• WORK TO COMPLETE
From the records below, pull each line that has "everyone".

─── TASK INPUT ───

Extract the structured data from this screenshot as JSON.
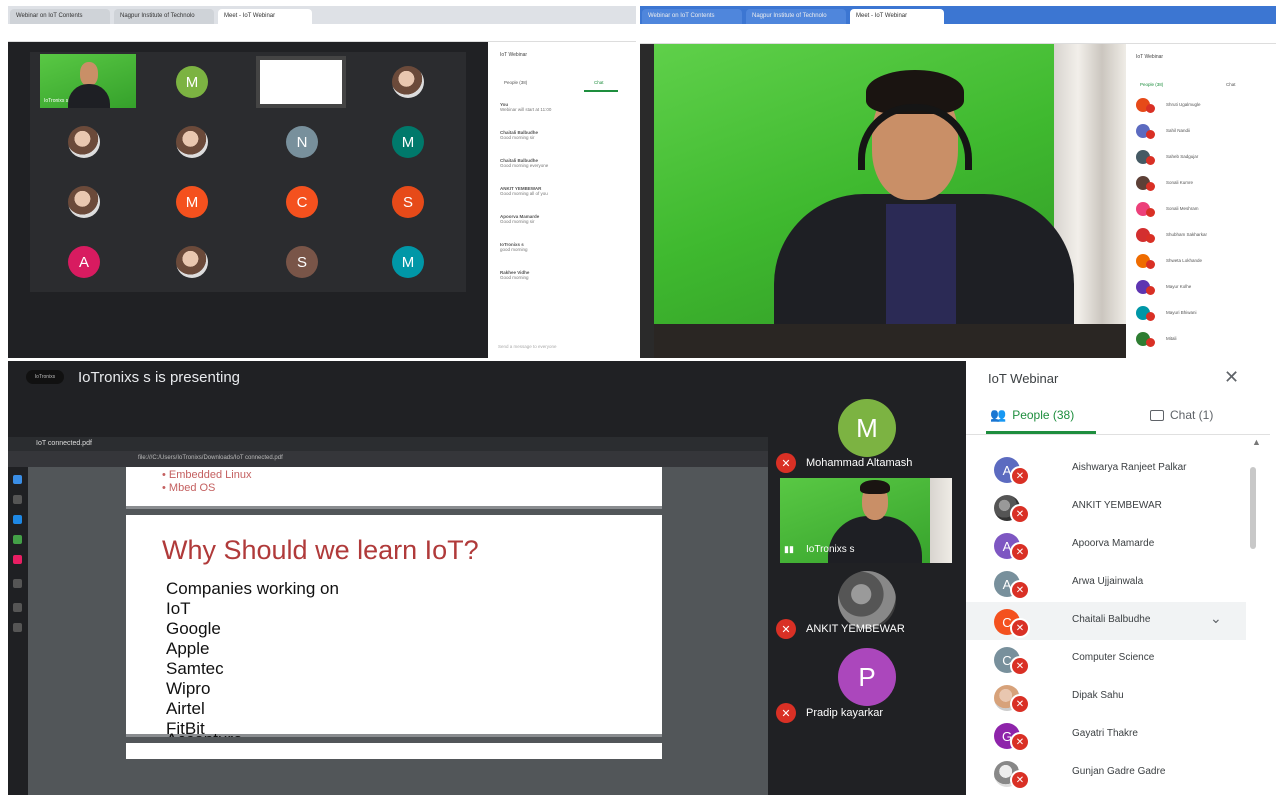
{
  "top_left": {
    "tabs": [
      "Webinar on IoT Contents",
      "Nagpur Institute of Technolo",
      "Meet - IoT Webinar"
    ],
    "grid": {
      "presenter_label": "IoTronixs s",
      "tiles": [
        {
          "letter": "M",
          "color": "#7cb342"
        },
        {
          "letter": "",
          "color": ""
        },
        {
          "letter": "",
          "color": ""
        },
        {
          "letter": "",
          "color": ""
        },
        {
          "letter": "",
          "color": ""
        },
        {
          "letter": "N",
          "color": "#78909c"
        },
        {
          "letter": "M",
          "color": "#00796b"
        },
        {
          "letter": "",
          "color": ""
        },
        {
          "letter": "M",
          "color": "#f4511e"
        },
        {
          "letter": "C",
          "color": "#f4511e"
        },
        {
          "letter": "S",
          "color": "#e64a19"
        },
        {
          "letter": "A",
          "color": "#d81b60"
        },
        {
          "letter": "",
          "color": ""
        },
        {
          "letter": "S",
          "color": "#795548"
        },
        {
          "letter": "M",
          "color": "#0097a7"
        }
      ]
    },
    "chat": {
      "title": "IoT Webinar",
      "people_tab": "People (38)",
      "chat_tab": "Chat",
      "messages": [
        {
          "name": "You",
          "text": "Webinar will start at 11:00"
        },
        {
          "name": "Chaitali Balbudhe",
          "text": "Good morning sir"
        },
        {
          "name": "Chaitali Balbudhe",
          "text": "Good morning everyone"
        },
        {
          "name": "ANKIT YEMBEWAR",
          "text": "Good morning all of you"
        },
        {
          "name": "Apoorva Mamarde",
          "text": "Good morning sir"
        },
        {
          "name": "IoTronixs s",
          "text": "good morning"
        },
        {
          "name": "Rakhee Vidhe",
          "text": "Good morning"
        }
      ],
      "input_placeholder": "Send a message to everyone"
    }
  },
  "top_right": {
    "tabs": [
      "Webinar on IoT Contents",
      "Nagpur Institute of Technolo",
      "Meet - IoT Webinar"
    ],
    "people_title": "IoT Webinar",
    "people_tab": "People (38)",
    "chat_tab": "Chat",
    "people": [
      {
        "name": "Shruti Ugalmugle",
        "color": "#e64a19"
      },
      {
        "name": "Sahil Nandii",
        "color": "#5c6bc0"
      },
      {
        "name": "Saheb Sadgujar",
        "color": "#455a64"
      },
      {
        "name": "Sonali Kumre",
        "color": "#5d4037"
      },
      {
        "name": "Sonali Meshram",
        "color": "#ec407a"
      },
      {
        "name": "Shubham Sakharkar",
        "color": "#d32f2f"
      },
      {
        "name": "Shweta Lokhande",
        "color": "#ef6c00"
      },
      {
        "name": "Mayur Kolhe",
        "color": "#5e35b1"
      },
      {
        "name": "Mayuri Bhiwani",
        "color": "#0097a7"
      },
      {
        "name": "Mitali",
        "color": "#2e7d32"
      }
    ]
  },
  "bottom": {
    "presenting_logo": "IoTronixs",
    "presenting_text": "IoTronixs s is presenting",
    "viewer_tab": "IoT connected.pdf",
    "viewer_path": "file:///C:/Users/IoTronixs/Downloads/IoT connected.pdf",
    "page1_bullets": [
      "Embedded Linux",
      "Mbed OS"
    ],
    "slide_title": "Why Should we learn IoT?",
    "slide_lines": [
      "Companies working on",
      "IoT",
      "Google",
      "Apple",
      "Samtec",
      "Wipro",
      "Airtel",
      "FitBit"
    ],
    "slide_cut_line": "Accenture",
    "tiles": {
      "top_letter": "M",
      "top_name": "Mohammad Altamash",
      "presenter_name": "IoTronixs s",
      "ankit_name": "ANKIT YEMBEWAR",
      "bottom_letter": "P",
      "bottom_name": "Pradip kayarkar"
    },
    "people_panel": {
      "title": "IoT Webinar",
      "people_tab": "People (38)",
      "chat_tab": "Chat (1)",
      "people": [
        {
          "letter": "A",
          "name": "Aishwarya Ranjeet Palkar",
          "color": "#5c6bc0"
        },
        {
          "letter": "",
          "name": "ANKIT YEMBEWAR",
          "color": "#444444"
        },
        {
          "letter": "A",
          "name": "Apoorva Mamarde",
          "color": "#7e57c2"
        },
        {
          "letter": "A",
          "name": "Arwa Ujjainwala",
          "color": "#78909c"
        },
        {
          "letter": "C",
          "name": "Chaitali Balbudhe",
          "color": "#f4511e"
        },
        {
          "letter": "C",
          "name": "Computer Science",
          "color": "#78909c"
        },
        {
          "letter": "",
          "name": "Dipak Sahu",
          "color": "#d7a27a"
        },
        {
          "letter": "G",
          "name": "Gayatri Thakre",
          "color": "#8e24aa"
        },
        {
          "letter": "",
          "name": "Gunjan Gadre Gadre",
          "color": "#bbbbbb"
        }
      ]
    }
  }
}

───

• TASK RESULT
          "text": "Good morning everyone"
      "input_placeholder": "Send a message to everyone"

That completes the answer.